Prosocial behaviour, the intention to help others, is indicative of emotional intelligence – a key competence of the interims throughout Holdsway’s network. In direct contrast with the psychological concept of the ‘Bystander Effect’ – the likelihood of an individual helping decreases when passive bystanders are present in an emergency situation (Latané & Darley, 1968) – people who demonstrate prosocial behaviour take the lead and deliver – every time.
The key elements underpinning this reluctance to step up to the plate and help are:
When the ‘Bystander Effect’ happens in business

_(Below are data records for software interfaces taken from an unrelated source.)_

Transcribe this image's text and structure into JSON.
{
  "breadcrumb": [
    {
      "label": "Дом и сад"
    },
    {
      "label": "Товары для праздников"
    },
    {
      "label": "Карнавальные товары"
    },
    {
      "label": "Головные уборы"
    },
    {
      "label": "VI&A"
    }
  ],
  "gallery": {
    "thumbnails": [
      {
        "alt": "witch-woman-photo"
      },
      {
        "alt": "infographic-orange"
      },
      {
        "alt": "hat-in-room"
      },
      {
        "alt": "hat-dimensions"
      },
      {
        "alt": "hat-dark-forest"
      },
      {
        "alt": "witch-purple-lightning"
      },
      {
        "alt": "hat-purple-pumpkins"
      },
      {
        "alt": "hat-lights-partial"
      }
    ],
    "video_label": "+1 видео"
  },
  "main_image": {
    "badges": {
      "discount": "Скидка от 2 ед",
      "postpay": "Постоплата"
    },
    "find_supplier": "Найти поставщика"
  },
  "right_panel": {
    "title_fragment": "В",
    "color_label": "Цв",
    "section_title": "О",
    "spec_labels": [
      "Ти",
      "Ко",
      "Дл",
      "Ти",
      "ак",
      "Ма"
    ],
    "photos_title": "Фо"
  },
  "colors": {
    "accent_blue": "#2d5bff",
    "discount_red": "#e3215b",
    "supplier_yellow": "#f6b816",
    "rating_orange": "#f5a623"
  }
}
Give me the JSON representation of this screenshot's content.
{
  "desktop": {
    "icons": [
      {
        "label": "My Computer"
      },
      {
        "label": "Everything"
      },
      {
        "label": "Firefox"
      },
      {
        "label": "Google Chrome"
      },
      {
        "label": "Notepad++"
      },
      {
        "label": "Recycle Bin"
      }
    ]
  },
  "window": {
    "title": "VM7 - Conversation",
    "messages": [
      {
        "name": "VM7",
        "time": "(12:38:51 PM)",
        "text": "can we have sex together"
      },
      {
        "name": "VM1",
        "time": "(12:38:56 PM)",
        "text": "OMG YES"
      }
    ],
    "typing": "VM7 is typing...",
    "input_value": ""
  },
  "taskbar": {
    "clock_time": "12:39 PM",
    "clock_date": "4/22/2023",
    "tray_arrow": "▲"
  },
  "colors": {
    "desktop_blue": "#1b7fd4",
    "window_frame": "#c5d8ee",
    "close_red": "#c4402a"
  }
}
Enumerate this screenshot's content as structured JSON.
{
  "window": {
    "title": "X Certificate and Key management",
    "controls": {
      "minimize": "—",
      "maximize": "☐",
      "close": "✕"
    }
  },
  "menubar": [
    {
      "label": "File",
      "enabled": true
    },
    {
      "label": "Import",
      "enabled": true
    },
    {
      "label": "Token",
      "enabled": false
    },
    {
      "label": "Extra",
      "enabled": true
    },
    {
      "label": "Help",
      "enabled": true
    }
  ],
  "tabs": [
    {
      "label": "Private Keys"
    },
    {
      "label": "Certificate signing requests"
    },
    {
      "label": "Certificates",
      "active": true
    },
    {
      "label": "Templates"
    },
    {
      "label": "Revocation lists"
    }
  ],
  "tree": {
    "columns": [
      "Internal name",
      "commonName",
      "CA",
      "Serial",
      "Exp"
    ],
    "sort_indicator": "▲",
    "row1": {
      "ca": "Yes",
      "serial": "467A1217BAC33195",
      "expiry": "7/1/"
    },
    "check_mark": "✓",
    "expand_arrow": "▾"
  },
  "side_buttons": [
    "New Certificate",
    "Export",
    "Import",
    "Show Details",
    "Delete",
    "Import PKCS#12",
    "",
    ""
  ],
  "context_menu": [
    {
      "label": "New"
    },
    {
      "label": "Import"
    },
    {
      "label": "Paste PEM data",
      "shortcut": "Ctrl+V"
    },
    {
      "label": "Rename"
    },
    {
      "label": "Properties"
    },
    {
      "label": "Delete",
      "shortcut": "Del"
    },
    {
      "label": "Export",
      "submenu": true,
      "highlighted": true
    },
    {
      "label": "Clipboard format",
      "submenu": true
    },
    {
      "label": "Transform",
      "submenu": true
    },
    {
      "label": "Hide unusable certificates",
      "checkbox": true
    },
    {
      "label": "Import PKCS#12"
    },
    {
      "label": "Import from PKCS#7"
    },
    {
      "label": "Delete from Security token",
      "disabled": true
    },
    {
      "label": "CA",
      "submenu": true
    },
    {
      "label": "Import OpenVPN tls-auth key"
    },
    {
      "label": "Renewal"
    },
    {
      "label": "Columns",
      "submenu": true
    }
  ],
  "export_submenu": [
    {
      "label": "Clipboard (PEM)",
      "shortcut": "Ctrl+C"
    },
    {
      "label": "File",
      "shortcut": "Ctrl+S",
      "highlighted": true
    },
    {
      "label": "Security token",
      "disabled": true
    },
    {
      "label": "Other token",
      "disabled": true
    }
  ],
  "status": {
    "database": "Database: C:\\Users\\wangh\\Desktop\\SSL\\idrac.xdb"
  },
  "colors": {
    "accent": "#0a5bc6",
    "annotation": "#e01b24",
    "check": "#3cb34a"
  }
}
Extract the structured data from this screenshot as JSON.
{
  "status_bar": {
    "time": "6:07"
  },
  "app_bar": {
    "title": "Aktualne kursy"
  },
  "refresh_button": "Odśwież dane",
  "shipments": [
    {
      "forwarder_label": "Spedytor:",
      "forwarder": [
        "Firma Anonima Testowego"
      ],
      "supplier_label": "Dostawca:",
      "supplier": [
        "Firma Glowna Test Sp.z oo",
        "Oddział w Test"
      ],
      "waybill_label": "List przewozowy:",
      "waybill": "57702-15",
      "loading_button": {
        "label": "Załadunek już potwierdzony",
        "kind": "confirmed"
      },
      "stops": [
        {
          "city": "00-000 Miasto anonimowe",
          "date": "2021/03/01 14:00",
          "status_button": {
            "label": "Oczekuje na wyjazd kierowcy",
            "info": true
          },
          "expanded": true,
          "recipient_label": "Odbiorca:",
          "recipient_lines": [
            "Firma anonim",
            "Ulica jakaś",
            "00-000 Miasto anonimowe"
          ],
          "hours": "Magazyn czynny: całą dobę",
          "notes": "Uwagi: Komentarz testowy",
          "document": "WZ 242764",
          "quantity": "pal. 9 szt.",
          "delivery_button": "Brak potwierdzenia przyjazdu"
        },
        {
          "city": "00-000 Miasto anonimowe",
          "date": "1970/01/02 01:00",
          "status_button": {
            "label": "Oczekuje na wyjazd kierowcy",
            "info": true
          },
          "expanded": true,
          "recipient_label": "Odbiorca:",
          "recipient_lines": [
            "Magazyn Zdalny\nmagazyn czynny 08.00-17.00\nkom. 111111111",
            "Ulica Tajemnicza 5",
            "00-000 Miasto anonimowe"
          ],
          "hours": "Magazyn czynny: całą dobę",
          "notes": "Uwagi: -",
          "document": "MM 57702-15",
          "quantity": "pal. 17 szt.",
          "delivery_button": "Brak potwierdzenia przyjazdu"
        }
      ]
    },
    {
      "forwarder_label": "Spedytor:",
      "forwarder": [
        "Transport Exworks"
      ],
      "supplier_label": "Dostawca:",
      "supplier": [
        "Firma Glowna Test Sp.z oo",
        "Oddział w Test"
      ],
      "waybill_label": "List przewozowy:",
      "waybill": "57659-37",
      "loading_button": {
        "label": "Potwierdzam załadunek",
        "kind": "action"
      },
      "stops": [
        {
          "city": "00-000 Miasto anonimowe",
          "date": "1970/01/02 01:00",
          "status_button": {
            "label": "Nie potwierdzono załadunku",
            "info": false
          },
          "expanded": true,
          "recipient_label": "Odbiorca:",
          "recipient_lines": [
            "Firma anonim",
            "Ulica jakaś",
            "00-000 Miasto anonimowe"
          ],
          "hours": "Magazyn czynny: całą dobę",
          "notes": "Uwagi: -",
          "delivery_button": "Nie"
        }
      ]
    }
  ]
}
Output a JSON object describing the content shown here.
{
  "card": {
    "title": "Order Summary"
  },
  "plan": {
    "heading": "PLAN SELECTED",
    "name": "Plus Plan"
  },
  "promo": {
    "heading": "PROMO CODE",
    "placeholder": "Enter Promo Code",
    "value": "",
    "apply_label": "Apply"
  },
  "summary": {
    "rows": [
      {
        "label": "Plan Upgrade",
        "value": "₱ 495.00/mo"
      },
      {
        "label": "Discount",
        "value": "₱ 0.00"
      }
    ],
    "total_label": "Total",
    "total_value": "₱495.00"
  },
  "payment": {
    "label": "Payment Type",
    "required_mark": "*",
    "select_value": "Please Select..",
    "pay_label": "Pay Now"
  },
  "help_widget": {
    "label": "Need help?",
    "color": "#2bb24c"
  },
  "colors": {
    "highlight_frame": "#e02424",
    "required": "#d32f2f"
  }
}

The work by Latané & Darley (1968) was based on assisting a person in an emergency situation or a situation of distress. Changing person to company, and its employees, in distress or facing change and the ‘Bystander Effect’ is just as applicable. For example, individuals in an organisation recognise that changes need to be made, and yet may say nothing or take no action – in many cases for valid reasons.
In some cases, this is because of diffusion of responsibility – assuming that decision-making is someone else’s duty, usually senior management’s. As a result, problems, inefficiencies, or ineffective business processes within the organisation are not immediately evident to management, because no-one sees it as their place to flag anything up.
In other cases, business employees don’t recognise that extra help is needed. If they do, they’re not sure what that might be or how it might look. Finally, others may decide not to act for fear of failing or worrying about what colleagues would think of their actions. Ultimately, the motivation to remain employed can run up against the need to act, to change and to improve a business.
How the prosocial behaviour of Interims makes the difference to your business
Interim executives have no such conflicting motivations, are not bothered by fear of failing, what others may think and will always assume that action is theirs to take.
Interims are brought in by the board and senior management of businesses, having made that courageous call to ask for help. It is frequently these ‘prosocial outsiders’ who are in the best position to both spot what needs to be done and offer up help to business dealing with change, growth or uncertainty.
Interims model this pro-social behaviour in organisations where they have been brought in to affect change. In so doing, a side benefit is the galvanising of others in the business to change – ‘beneficial force’ – motivating others in the organisation to be prosocial too.
Arguably it is this legacy of inspiring continued positive change in businesses which is the greatest benefit of hiring an interim executive.
Holdsway’s latest community support through the sponsorship of Surrey’s first ever Business Efficiency Champion Award (see related blog) is a further example of how prosocial behaviour is embedded in our way of working and the interims we introduce.
Mary Murphy, Partner, MSc Psychology
Darley, J. M., & Latané´, B. (1968). Bystander intervention in emergencies: Diffusion of responsibility. Journal of Personality and Social Psychology, 8, 377–383.
Latané´, B., & Darley, J. M. (1968). Group inhibition of bystander intervention in emergencies. Journal of Personality and Social Psychology, 10, 215–221.